“The first 10% of the required list should be kept as is, in terms of the nominations received, unless a nominee is excluded for reasons of conduct or track record … Once the municipal draft lists are drawn up, the district list for directly elected councillors should be drawn up from good candidates who could not be accommodated in the local council list,” the document stated.

Five men with a variety of unlicensed firearms were arrested by police at Isipingo, south of Durban, allegedly while on their way to attack an ANC branch general meeting at Mkhambathini, near Pietermaritzburg, two weeks ago. 

The ANC’s Harry Gwala region, which includes Mkhambathini, Richmond, Pietermaritzburg and Howick, was particularly badly hit by killings of ANC leaders at branch level during the ANC candidate selection process ahead of the 2016 local government elections.

The political killings in Harry Gwala and other ANC regions claimed 19 lives in less than a year and sparked the appointment of the Moerane commission into political violence in the province in 2017, at which the causes of the spike in pre-election violence were ventilated.

The Moerane report warned that the underlying causes of the killings, which were similar to incidents in other provinces, were “potentially present in all provinces”.

There has been growing concern in the party that the violence may escalate as the process to select candidates gains momentum and that the wave of deadly attacks that marred the process in KwaZulu-Natal in 2015 and 2016 may be replicated in other parts of the country.

Last week, the ANC reported that two people were shot, and 16 others injured during meetings in Limpopo’s Waterberg region.
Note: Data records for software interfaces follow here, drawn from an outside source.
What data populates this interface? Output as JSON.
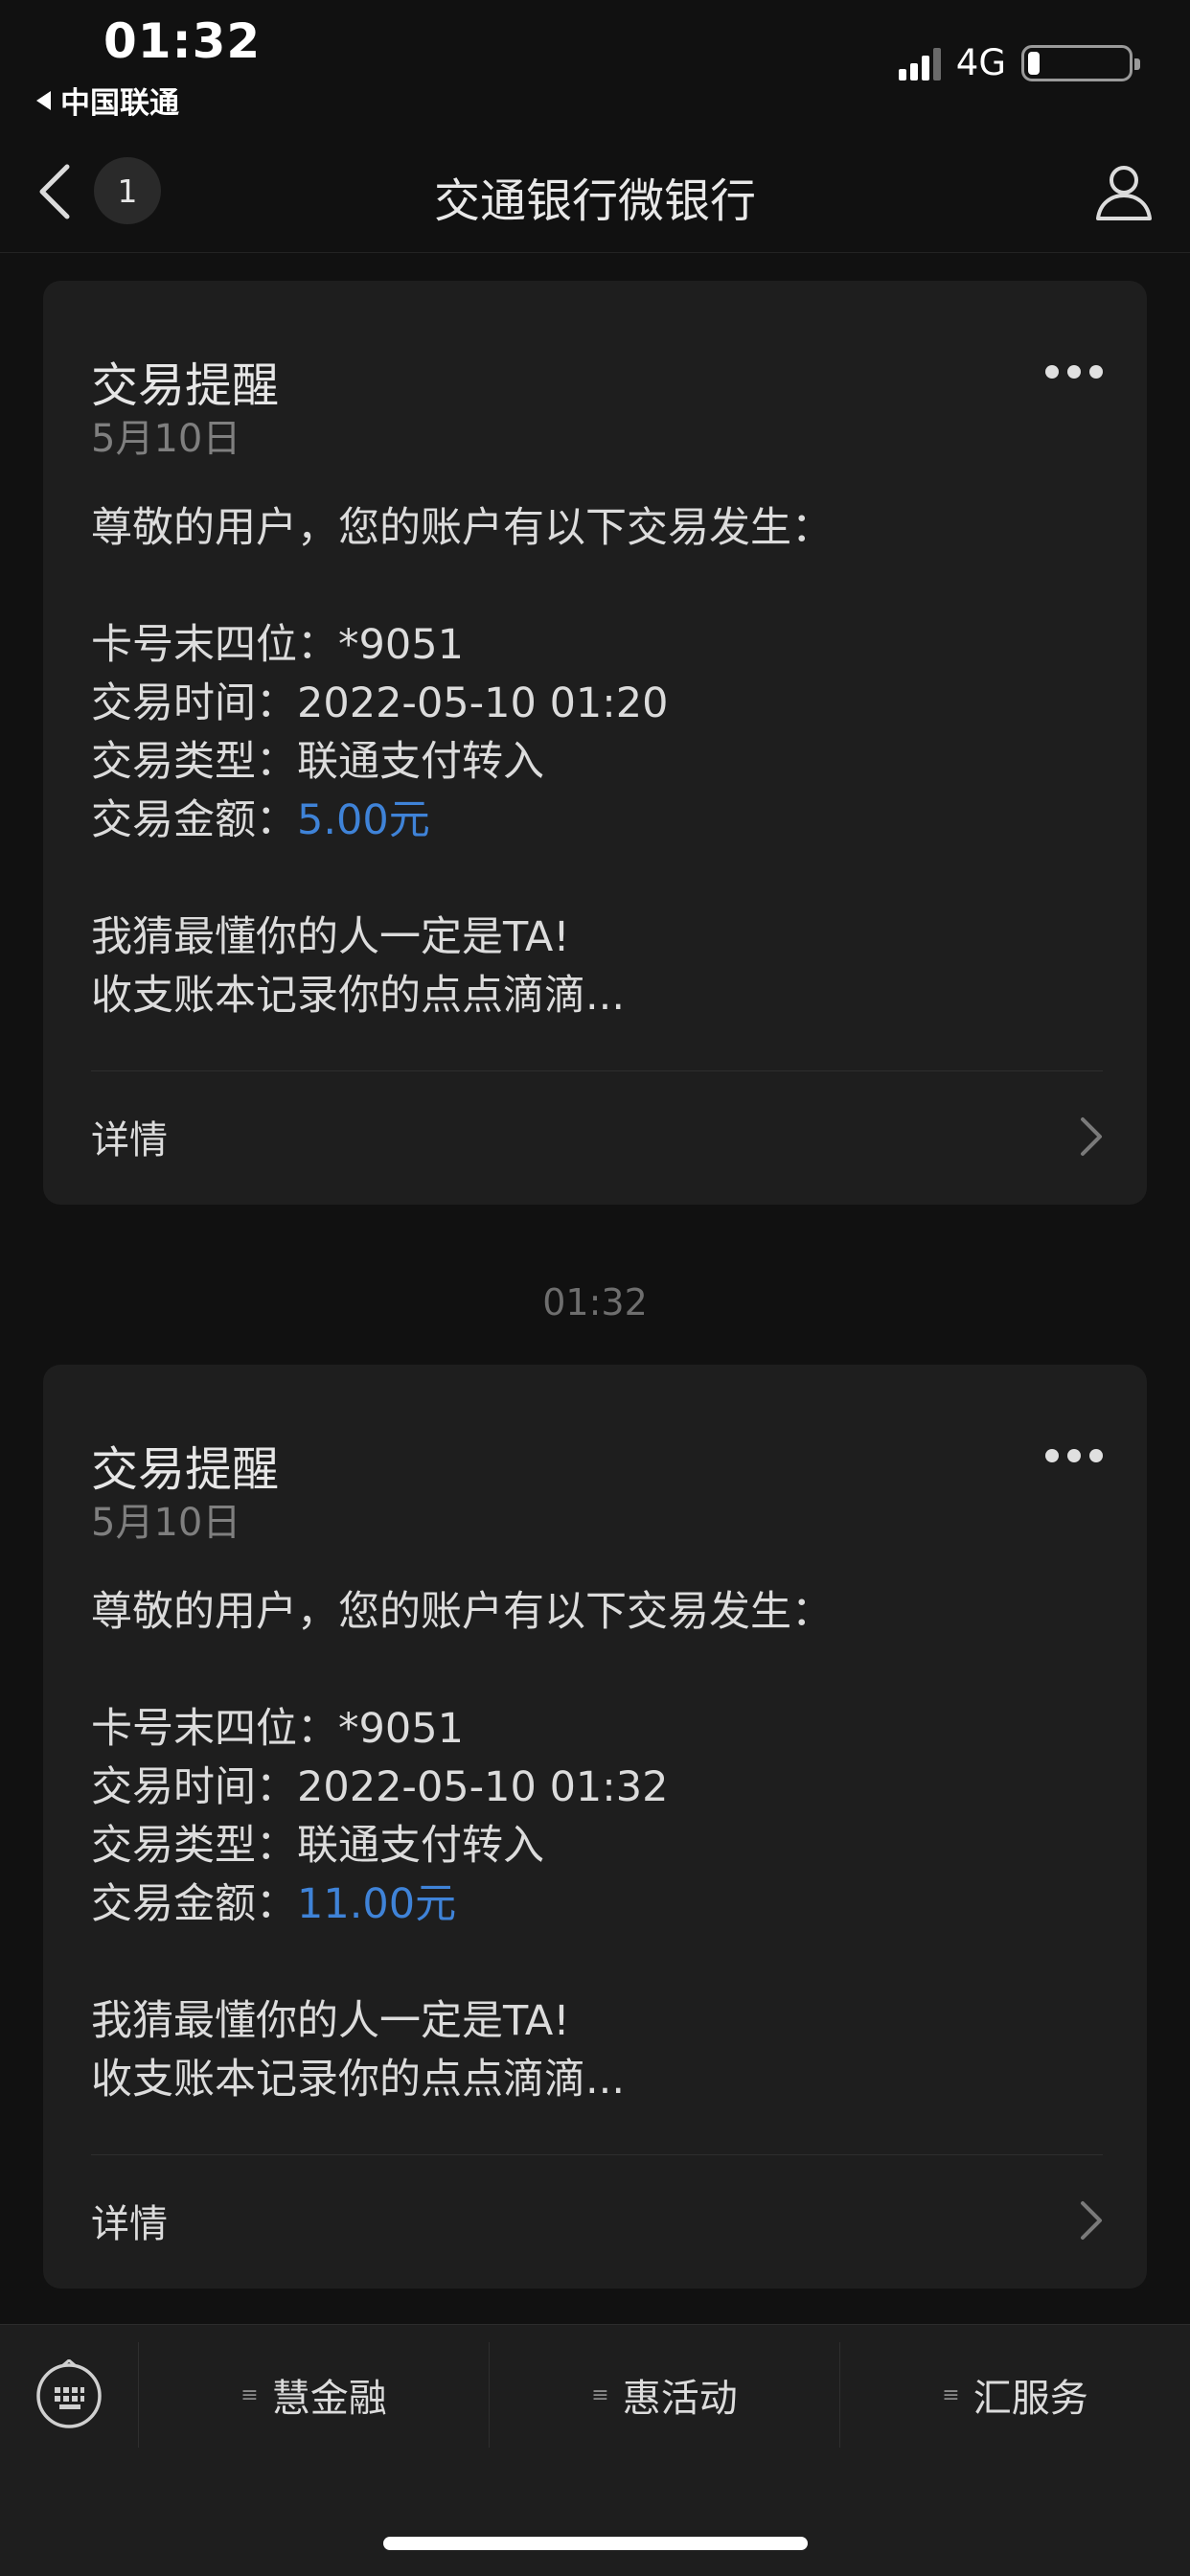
{
  "status_bar": {
    "time": "01:32",
    "carrier": "中国联通",
    "network": "4G"
  },
  "nav": {
    "unread_count": "1",
    "title": "交通银行微银行"
  },
  "messages": [
    {
      "title": "交易提醒",
      "date": "5月10日",
      "greeting": "尊敬的用户，您的账户有以下交易发生：",
      "card_label": "卡号末四位：",
      "card_value": "*9051",
      "time_label": "交易时间：",
      "time_value": "2022-05-10 01:20",
      "type_label": "交易类型：",
      "type_value": "联通支付转入",
      "amount_label": "交易金额：",
      "amount_value": "5.00元",
      "promo_line1": "我猜最懂你的人一定是TA!",
      "promo_line2": "收支账本记录你的点点滴滴...",
      "detail_label": "详情"
    },
    {
      "title": "交易提醒",
      "date": "5月10日",
      "greeting": "尊敬的用户，您的账户有以下交易发生：",
      "card_label": "卡号末四位：",
      "card_value": "*9051",
      "time_label": "交易时间：",
      "time_value": "2022-05-10 01:32",
      "type_label": "交易类型：",
      "type_value": "联通支付转入",
      "amount_label": "交易金额：",
      "amount_value": "11.00元",
      "promo_line1": "我猜最懂你的人一定是TA!",
      "promo_line2": "收支账本记录你的点点滴滴...",
      "detail_label": "详情"
    }
  ],
  "timestamp_divider": "01:32",
  "bottom_menu": {
    "items": [
      {
        "label": "慧金融"
      },
      {
        "label": "惠活动"
      },
      {
        "label": "汇服务"
      }
    ],
    "menu_glyph": "≡"
  },
  "colors": {
    "background": "#111111",
    "card": "#1e1e1e",
    "amount": "#3f83d8"
  },
  "icons": {
    "back": "chevron-left-icon",
    "profile": "person-icon",
    "more": "more-dots-icon",
    "detail": "chevron-right-icon",
    "keyboard": "keyboard-icon"
  }
}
This compelled the ANC in Waterberg to call off all its activities in the Lephalale subregion until security is stabilised.

Waterberg regional spokesperson Matome Taueatsoala described the incident as resembling the storyline of a Hollywood movie, saying that they received reports that the attackers followed their victims to the Witpoort Hospital, where nurses and doctors had to run “for dear life”.

Last week President Cyril Ramaphosa raised concern about violence at ANC meetings, saying that the party should strive to root out the negative tendencies in the movement of “thugs” being rented to disrupt meetings, intimidate and kill members of the ANC. 

“Clearly, we still have members with an abiding sense of entitlement. When their desires cannot be realised, everything should stop. Part of renewal is to disallow such people in the ranks of the movement. The prestige of the ANC should not be sacrificed on the altar of political expediency,” he said.